“It’s actually a great deal. Why, my mother bought a car from us and the axle broke the very first week. She was so glad that I had convinced her to take the extended warranty. Lots of things can go wrong with a used car, you know.”
And that was that. TLM stood, told Cynthia she needed to check with our accountant, which wasn’t true. We waved to Marcy on our way out. She was on the phone but she waved back.
And then we leased a brand-new VW Tiguan. Our saleswoman told us the monthly price for three years, explained that we’d be fully covered for every big thing that might go wrong for the life of the lease, and reminded us that the car was brand-new and smelled as good as oatmeal cookies.
So that’s how you talk me into it, and how you talk me out of it. Put me with someone who sings the praises of the product and then shuts up, and I’m going to buy. But if you convince me that this product is going to be nice to me, and then you pass me on to another person who is going to try to sell me insurance to protect me from the product that’s supposed to be nice to me, I’m going to get up and follow The Lovely Marianne out the door.

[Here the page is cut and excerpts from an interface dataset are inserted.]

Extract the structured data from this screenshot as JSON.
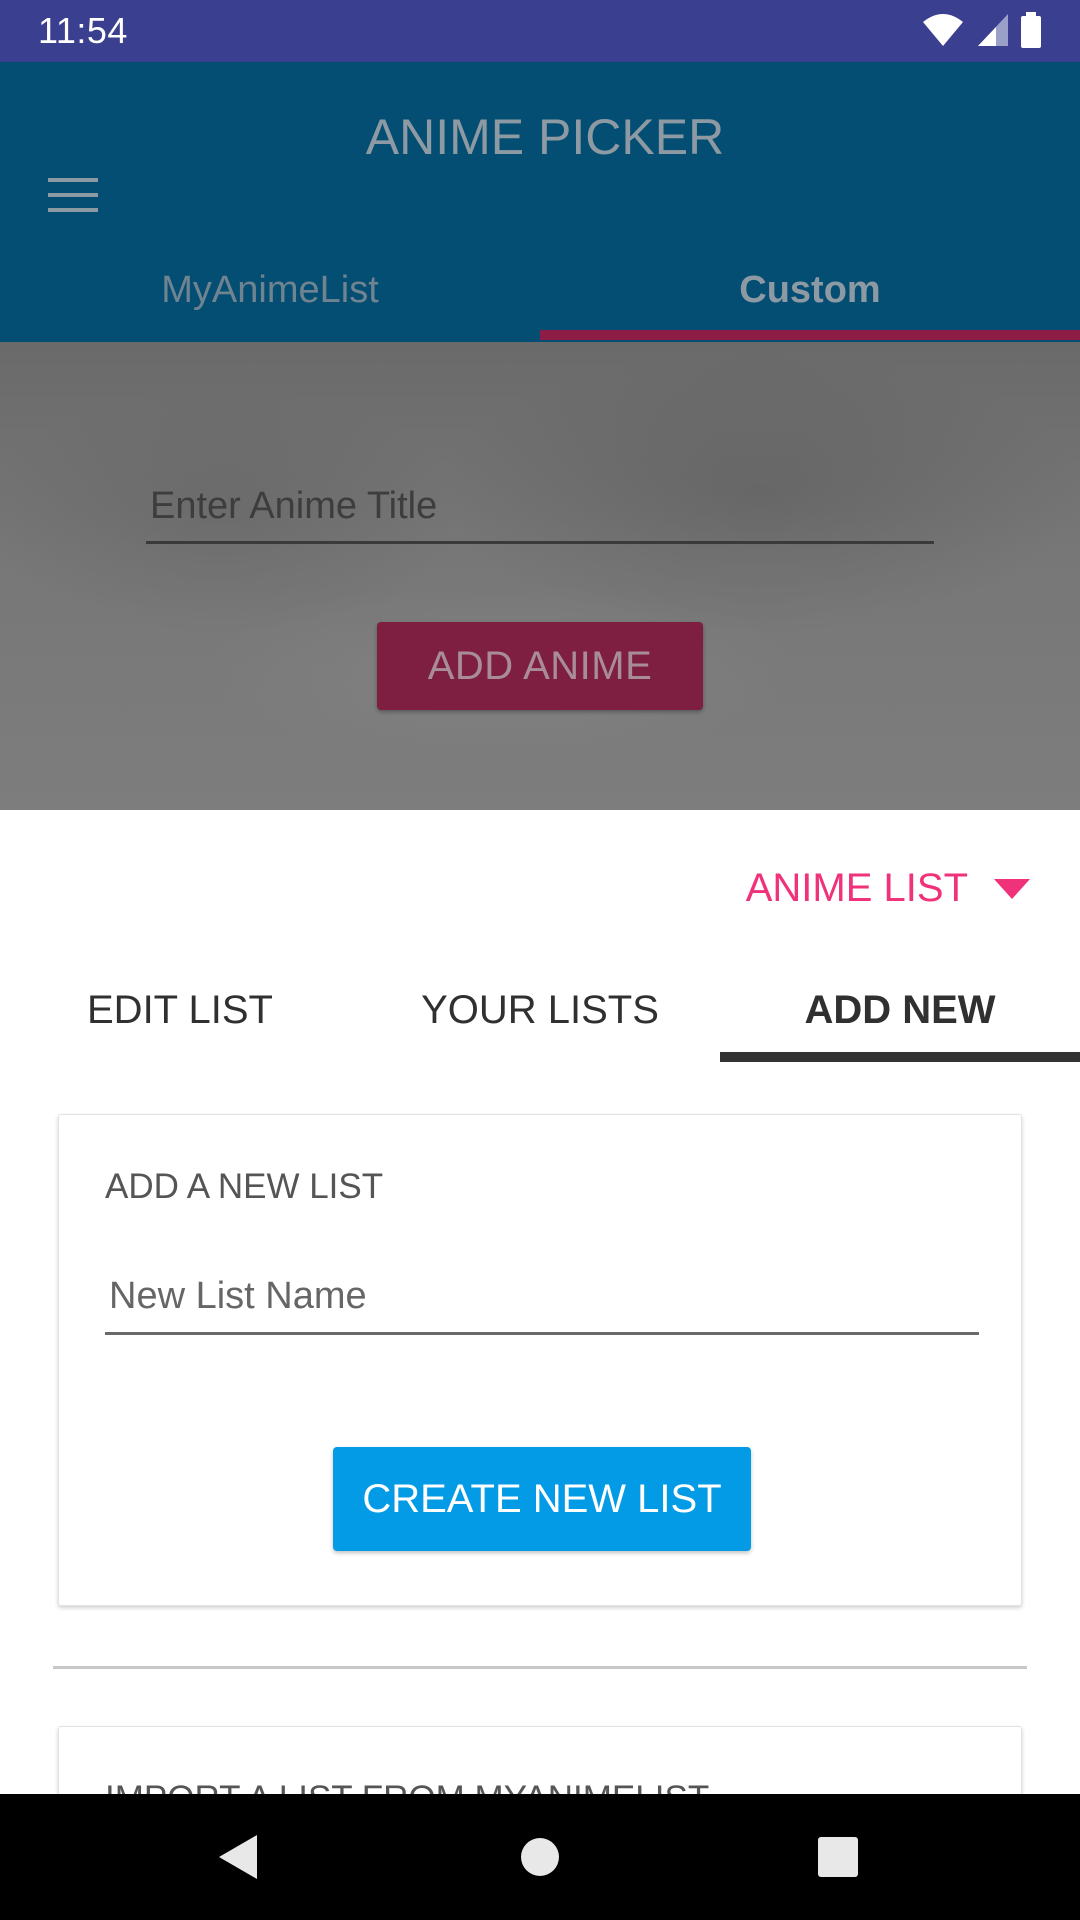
{
  "status_bar": {
    "time": "11:54",
    "icons": [
      "wifi-icon",
      "cell-signal-icon",
      "battery-icon"
    ]
  },
  "app_bar": {
    "menu_icon": "hamburger-menu-icon",
    "title": "ANIME PICKER",
    "tabs": [
      {
        "label": "MyAnimeList",
        "selected": false
      },
      {
        "label": "Custom",
        "selected": true
      }
    ]
  },
  "hero": {
    "anime_input_placeholder": "Enter Anime Title",
    "add_button_label": "ADD ANIME"
  },
  "list_selector": {
    "selected": "ANIME LIST",
    "caret_icon": "caret-down-icon"
  },
  "sub_tabs": [
    {
      "label": "EDIT LIST",
      "selected": false
    },
    {
      "label": "YOUR LISTS",
      "selected": false
    },
    {
      "label": "ADD NEW",
      "selected": true
    }
  ],
  "add_list_card": {
    "title": "ADD A NEW LIST",
    "name_placeholder": "New List Name",
    "create_button_label": "CREATE NEW LIST"
  },
  "import_card": {
    "title": "IMPORT A LIST FROM MYANIMELIST"
  },
  "colors": {
    "status_bar": "#3b3f8f",
    "app_bar": "#034e72",
    "accent_pink": "#f0327a",
    "tab_indicator": "#8d1d44",
    "create_button": "#039be5"
  },
  "nav_bar": {
    "buttons": [
      "back-icon",
      "home-icon",
      "recent-apps-icon"
    ]
  }
}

The same goes for heating products. You want to sell me extended warranties? Wait a year or so. Right now, when I’m making up my mind about spending all this money, is not the time to tell me all about how lousy my future is going to be and how none of these products are made in heaven. And please don’t tell me about your mother and her broken axle. Just don’t. It’s dumb.
Wait a year. Call me and tell me it’s time for you to stop by to service whatever it is you sold me last year because you want it to last forever. Tell me about the great service plan you have, how many things you’re going to do to keep me safe and comfortable. That works.